Exercise input
#####
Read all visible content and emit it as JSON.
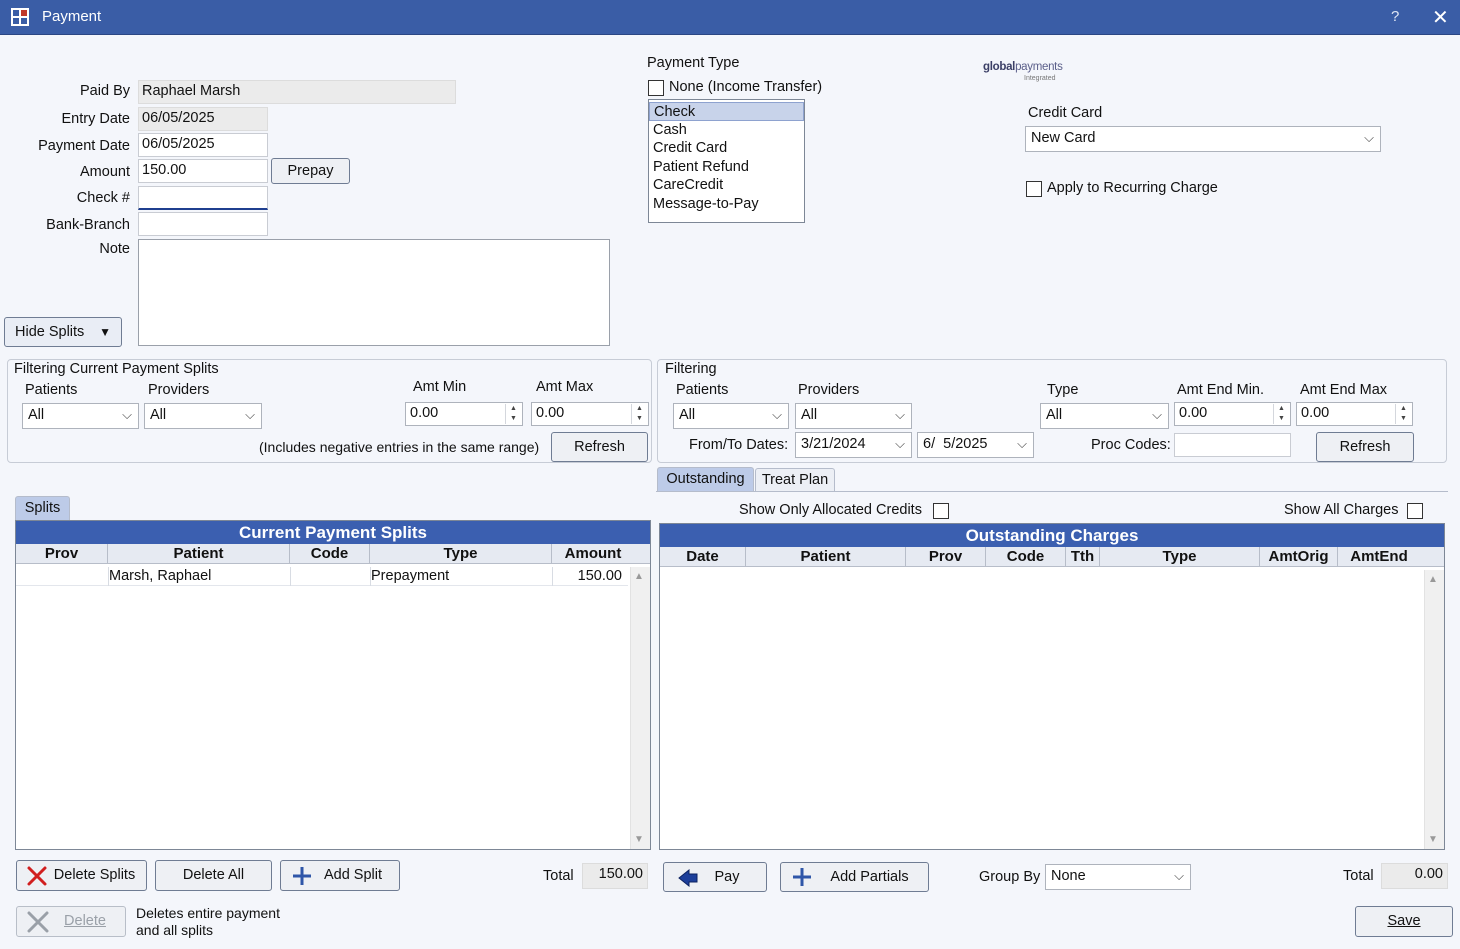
{
  "window": {
    "title": "Payment",
    "help": "?",
    "close": "✕"
  },
  "form": {
    "paid_by_label": "Paid By",
    "paid_by": "Raphael Marsh",
    "entry_date_label": "Entry Date",
    "entry_date": "06/05/2025",
    "payment_date_label": "Payment Date",
    "payment_date": "06/05/2025",
    "amount_label": "Amount",
    "amount": "150.00",
    "prepay_label": "Prepay",
    "check_label": "Check #",
    "check": "",
    "bank_branch_label": "Bank-Branch",
    "bank_branch": "",
    "note_label": "Note",
    "note": "",
    "hide_splits_label": "Hide Splits"
  },
  "payment_type": {
    "label": "Payment Type",
    "none_label": "None (Income Transfer)",
    "options": [
      "Check",
      "Cash",
      "Credit Card",
      "Patient Refund",
      "CareCredit",
      "Message-to-Pay"
    ],
    "selected": "Check"
  },
  "processor": {
    "logo_text_bold": "global",
    "logo_text": "payments",
    "logo_sub": "Integrated",
    "credit_card_label": "Credit Card",
    "credit_card_value": "New Card",
    "recurring_label": "Apply to Recurring Charge"
  },
  "filter_splits": {
    "title": "Filtering Current Payment Splits",
    "patients_label": "Patients",
    "patients_value": "All",
    "providers_label": "Providers",
    "providers_value": "All",
    "amt_min_label": "Amt Min",
    "amt_min": "0.00",
    "amt_max_label": "Amt Max",
    "amt_max": "0.00",
    "note": "(Includes negative entries in the same range)",
    "refresh_label": "Refresh"
  },
  "filter_charges": {
    "title": "Filtering",
    "patients_label": "Patients",
    "patients_value": "All",
    "providers_label": "Providers",
    "providers_value": "All",
    "type_label": "Type",
    "type_value": "All",
    "amt_end_min_label": "Amt End Min.",
    "amt_end_min": "0.00",
    "amt_end_max_label": "Amt End Max",
    "amt_end_max": "0.00",
    "dates_label": "From/To Dates:",
    "from_date": "3/21/2024",
    "to_date": "6/  5/2025",
    "proc_codes_label": "Proc Codes:",
    "proc_codes": "",
    "refresh_label": "Refresh"
  },
  "splits": {
    "tab": "Splits",
    "grid_title": "Current Payment Splits",
    "columns": [
      "Prov",
      "Patient",
      "Code",
      "Type",
      "Amount"
    ],
    "rows": [
      {
        "prov": "",
        "patient": "Marsh, Raphael",
        "code": "",
        "type": "Prepayment",
        "amount": "150.00"
      }
    ],
    "delete_splits_label": "Delete Splits",
    "delete_all_label": "Delete All",
    "add_split_label": "Add Split",
    "total_label": "Total",
    "total": "150.00"
  },
  "charges": {
    "tabs": [
      "Outstanding",
      "Treat Plan"
    ],
    "show_allocated_label": "Show Only Allocated Credits",
    "show_all_label": "Show All Charges",
    "grid_title": "Outstanding Charges",
    "columns": [
      "Date",
      "Patient",
      "Prov",
      "Code",
      "Tth",
      "Type",
      "AmtOrig",
      "AmtEnd"
    ],
    "pay_label": "Pay",
    "add_partials_label": "Add Partials",
    "group_by_label": "Group By",
    "group_by_value": "None",
    "total_label": "Total",
    "total": "0.00"
  },
  "footer": {
    "delete_label": "Delete",
    "delete_note_1": "Deletes entire payment",
    "delete_note_2": "and all splits",
    "save_label": "Save"
  }
}
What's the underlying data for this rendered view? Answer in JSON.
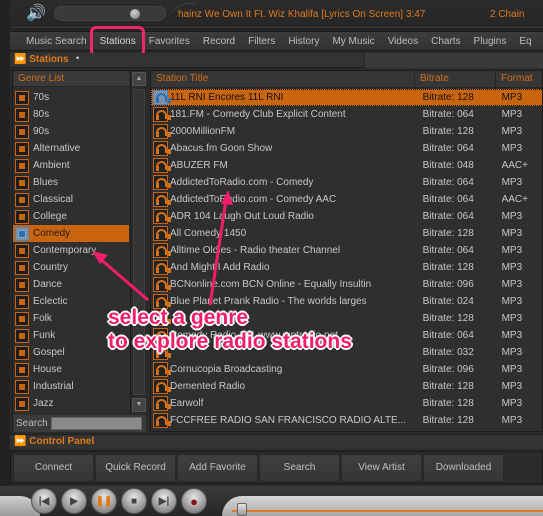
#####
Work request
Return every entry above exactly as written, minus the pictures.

Output below
Read all visible content and emit it as JSON.
{
  "window": {
    "title": "Payment",
    "help": "?",
    "close": "✕"
  },
  "form": {
    "paid_by_label": "Paid By",
    "paid_by": "Raphael Marsh",
    "entry_date_label": "Entry Date",
    "entry_date": "06/05/2025",
    "payment_date_label": "Payment Date",
    "payment_date": "06/05/2025",
    "amount_label": "Amount",
    "amount": "150.00",
    "prepay_label": "Prepay",
    "check_label": "Check #",
    "check": "",
    "bank_branch_label": "Bank-Branch",
    "bank_branch": "",
    "note_label": "Note",
    "note": "",
    "hide_splits_label": "Hide Splits"
  },
  "payment_type": {
    "label": "Payment Type",
    "none_label": "None (Income Transfer)",
    "options": [
      "Check",
      "Cash",
      "Credit Card",
      "Patient Refund",
      "CareCredit",
      "Message-to-Pay"
    ],
    "selected": "Check"
  },
  "processor": {
    "logo_text_bold": "global",
    "logo_text": "payments",
    "logo_sub": "Integrated",
    "credit_card_label": "Credit Card",
    "credit_card_value": "New Card",
    "recurring_label": "Apply to Recurring Charge"
  },
  "filter_splits": {
    "title": "Filtering Current Payment Splits",
    "patients_label": "Patients",
    "patients_value": "All",
    "providers_label": "Providers",
    "providers_value": "All",
    "amt_min_label": "Amt Min",
    "amt_min": "0.00",
    "amt_max_label": "Amt Max",
    "amt_max": "0.00",
    "note": "(Includes negative entries in the same range)",
    "refresh_label": "Refresh"
  },
  "filter_charges": {
    "title": "Filtering",
    "patients_label": "Patients",
    "patients_value": "All",
    "providers_label": "Providers",
    "providers_value": "All",
    "type_label": "Type",
    "type_value": "All",
    "amt_end_min_label": "Amt End Min.",
    "amt_end_min": "0.00",
    "amt_end_max_label": "Amt End Max",
    "amt_end_max": "0.00",
    "dates_label": "From/To Dates:",
    "from_date": "3/21/2024",
    "to_date": "6/  5/2025",
    "proc_codes_label": "Proc Codes:",
    "proc_codes": "",
    "refresh_label": "Refresh"
  },
  "splits": {
    "tab": "Splits",
    "grid_title": "Current Payment Splits",
    "columns": [
      "Prov",
      "Patient",
      "Code",
      "Type",
      "Amount"
    ],
    "rows": [
      {
        "prov": "",
        "patient": "Marsh, Raphael",
        "code": "",
        "type": "Prepayment",
        "amount": "150.00"
      }
    ],
    "delete_splits_label": "Delete Splits",
    "delete_all_label": "Delete All",
    "add_split_label": "Add Split",
    "total_label": "Total",
    "total": "150.00"
  },
  "charges": {
    "tabs": [
      "Outstanding",
      "Treat Plan"
    ],
    "show_allocated_label": "Show Only Allocated Credits",
    "show_all_label": "Show All Charges",
    "grid_title": "Outstanding Charges",
    "columns": [
      "Date",
      "Patient",
      "Prov",
      "Code",
      "Tth",
      "Type",
      "AmtOrig",
      "AmtEnd"
    ],
    "pay_label": "Pay",
    "add_partials_label": "Add Partials",
    "group_by_label": "Group By",
    "group_by_value": "None",
    "total_label": "Total",
    "total": "0.00"
  },
  "footer": {
    "delete_label": "Delete",
    "delete_note_1": "Deletes entire payment",
    "delete_note_2": "and all splits",
    "save_label": "Save"
  }
}
What's the underlying data for this rendered view? Answer in JSON.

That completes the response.